In 2021, we experimented with cover cropping. We've had success using fall cover crops to extend our grazing season well into November.
For 2022, we tried our hand at polyculture and planted permanent raspberry beds with rows for crops in between. We had success with garlic, tomatoes, and pumpkins.
Further into the future, we’re also trying to add native produce to the mix. We planted native, locally-adapted pawpaws, ramps, and American Hazelnuts in 2021, and we are hoping to be producing those for local customers within five years. These crops take time to establish, so we’re trying to be patient. We look forward to pushing the possibilities of what can be produced on a three acre farm.
It's all about the grass
Growing wool is all about growing grass…and clover, and alfalfa, and other leafy green things. In our AMP system, the sheep graze very small sections of pasture for 12-24 hours until they are moved to the next section. The chickens follow the sheep in turn, foraging and fertilizing as they go. By keeping each grazing brief, we prevent overgrazing and soil compaction from hoof traffic. This cycle means we can go months between grazing the same patch of pasture, allowing the grass plenty of time to recover and grow. As an added bonus, it cuts off the life cycle of parasitic worms, which means our sheep need dramatically less dewormer.
AMP grazing isn’t just great for livestock and soil, it’s also great for the atmosphere! Studies show that ruminants (like sheep) grazed in AMP systems actually trap more carbon in the soil than they release into the atmosphere, and Project Drawdown has identified AMP grazing as an essential part of mitigating climate change.
Meet the shepherd
Hi, I’m Carrie Wold! I'm the owner here at Bellwether Farm, where I wear many hats: Shepherd, fiber artist, chicken chaser, hay hauler, and duck wrangler, among many others. I strive to be a responsible steward of the land and the creatures that roam it.
I studied Ecology and Evolutionary Biology at Michigan State University, and I spent several years working in wildlife and fisheries ecology research before landing at Bellwether Farm. This background underlies my dedication to regenerative agriculture and land stewardship.
I was lucky to grow up with farming.

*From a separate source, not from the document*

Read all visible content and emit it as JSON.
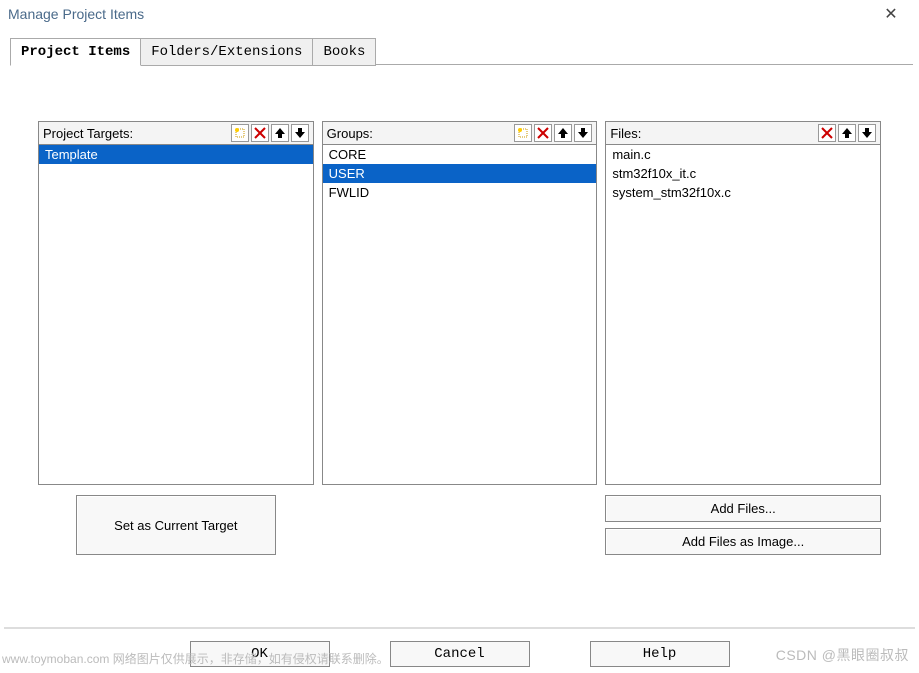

My father raises Angus cattle on our family farm in Hadley, Michigan, and he introduced me to concepts like rotational grazing and animal husbandry from a young age. When I was eight years old he gave me my first sheep, a pair of Suffolk lambs.